= What you have to do =
A single figure is the whole answer: the number of lines in the records that contain "name".

= Provided information =
========================================
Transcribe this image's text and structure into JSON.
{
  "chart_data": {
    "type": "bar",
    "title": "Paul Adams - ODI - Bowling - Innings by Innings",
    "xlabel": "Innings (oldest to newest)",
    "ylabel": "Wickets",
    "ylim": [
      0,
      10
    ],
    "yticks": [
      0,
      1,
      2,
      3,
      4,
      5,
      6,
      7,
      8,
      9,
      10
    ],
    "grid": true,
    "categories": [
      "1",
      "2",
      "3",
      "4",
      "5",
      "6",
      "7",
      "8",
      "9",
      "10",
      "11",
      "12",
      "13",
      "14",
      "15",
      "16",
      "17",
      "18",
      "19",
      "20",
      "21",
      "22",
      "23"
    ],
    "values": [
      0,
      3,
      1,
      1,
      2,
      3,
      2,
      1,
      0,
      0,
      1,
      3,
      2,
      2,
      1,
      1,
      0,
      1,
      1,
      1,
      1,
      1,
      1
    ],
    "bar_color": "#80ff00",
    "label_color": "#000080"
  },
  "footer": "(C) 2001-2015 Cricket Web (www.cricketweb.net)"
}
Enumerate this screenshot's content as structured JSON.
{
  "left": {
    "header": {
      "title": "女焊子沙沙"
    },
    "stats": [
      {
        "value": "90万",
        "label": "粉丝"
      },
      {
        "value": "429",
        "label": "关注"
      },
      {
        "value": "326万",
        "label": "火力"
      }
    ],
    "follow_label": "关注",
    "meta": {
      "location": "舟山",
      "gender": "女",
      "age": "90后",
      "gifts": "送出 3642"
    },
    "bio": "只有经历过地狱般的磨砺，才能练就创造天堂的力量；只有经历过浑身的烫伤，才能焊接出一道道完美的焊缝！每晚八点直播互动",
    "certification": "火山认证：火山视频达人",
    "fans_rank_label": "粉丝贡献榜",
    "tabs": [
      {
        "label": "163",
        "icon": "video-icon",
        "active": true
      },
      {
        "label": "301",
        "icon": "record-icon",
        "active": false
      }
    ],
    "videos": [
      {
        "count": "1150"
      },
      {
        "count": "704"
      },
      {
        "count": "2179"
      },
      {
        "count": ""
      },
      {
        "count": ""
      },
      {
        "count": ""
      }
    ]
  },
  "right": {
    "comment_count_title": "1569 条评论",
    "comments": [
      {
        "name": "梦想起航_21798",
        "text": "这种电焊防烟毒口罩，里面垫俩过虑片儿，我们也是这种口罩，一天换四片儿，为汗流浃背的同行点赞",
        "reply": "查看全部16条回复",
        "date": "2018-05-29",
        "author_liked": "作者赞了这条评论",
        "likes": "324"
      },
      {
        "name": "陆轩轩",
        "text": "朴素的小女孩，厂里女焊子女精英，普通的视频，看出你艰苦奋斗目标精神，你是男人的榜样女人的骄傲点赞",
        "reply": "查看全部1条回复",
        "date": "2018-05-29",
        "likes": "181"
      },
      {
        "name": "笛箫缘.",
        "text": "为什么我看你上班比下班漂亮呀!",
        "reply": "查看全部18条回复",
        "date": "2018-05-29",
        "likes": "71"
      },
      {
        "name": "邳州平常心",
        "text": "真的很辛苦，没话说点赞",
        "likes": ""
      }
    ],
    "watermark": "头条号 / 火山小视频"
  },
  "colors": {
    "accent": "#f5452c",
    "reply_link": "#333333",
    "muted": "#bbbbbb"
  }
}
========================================
= Exercise solution =
4